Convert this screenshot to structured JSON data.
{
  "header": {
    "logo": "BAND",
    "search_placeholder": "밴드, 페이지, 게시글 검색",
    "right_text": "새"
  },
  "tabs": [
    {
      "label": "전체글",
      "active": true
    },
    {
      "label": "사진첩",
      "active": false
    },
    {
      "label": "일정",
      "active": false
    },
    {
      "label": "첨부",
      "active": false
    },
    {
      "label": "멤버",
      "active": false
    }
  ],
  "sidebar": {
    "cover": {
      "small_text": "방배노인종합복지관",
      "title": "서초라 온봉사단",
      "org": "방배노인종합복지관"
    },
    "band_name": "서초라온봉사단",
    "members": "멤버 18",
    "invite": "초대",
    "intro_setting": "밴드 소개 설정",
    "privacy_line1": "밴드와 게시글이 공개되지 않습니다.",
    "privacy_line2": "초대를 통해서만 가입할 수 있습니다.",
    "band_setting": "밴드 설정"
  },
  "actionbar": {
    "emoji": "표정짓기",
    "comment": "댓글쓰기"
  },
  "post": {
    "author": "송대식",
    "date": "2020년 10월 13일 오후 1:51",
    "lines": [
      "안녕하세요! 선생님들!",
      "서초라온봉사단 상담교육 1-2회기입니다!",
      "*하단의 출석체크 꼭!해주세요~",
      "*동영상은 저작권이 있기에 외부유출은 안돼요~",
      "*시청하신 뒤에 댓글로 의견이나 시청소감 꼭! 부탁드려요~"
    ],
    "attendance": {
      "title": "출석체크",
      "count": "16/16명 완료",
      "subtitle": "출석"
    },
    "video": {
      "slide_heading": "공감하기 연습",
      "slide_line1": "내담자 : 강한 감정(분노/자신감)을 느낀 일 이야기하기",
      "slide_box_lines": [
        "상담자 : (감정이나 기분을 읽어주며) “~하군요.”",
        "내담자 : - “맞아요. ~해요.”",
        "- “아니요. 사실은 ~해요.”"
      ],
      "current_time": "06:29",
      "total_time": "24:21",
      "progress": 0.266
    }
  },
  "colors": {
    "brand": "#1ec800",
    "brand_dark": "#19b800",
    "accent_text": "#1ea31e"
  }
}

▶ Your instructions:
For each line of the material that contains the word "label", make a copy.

▶ Final answer:
      "label": "전체글",
      "label": "사진첩",
      "label": "일정",
      "label": "첨부",
      "label": "멤버",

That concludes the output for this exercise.